When swimming is banned due to strong riptides, Sirena decides she is going to cool off by just splashing in the water. She waits until Pilot leaves his chair and walks the other way. She goes down by the peer, but loses her footing and is dragged under. She tries to drag herself out of the water, but just as she thinks she’s made it, she steps on something that rears up and she feels an intense pain in her leg and sees blood then remembers nothing.

When she comes to, she realizes she may lose more than her happy home back in Texas.

Pilot is enigmatic and gives very little of himself.  He keeps himself apart from everyone and in turn has become the guardian of everyone.  He shows little emotion or weakness and is on site whenever anyone needs help.  Strange things seem to happen when he is around which only adds further to the mystery that he is.

Antonio also becomes an important character.  He becomes Sirena's mentor, confidant and friend.  He does open up to her somewhat about where he came from and his background.  His father was a shaman in Brazil as his father before him and so on.  While Antonio does admit to learning from his father, he never comes out and admits he is also a shaman.  He does seem to have some sort of power, though. 

As the story enfolds, we learn more about Pilot and Antonio and their relationship to each other and the house Aunt Ellie bought.  And who is the blond that seems to be intimate with Pilot?  His girlfriend?  We also learn more about the connection between Pilot, Antonio and Sirena.

I was expecting a light hearted romp about hanging out on the beach and crushing on the lifeguard, but what I got instead was a book with a mystery, life and death, love and loss and a little bit of the paranormal.  I would recommend this to anyone interested in a good beach read that is not just fluff.

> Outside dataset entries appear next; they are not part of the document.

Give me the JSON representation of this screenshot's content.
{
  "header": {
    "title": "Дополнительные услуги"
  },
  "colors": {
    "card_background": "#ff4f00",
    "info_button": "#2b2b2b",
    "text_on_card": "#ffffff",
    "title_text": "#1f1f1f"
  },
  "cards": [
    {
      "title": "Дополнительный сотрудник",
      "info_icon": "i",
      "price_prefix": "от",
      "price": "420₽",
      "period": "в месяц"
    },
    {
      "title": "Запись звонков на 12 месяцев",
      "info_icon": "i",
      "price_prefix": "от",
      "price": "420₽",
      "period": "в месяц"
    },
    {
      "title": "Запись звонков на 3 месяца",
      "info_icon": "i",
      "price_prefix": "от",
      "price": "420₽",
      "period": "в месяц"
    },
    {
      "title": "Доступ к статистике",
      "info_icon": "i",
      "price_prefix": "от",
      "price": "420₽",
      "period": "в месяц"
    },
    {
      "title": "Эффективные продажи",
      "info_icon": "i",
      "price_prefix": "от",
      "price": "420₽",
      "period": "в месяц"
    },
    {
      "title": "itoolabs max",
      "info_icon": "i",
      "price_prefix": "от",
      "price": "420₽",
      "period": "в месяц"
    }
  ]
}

1 comment:

  1. Haven't heard of this one, but it sounds intriguing! Makes me wonder who and what Pilot really is, and just who is that blonde? Great review!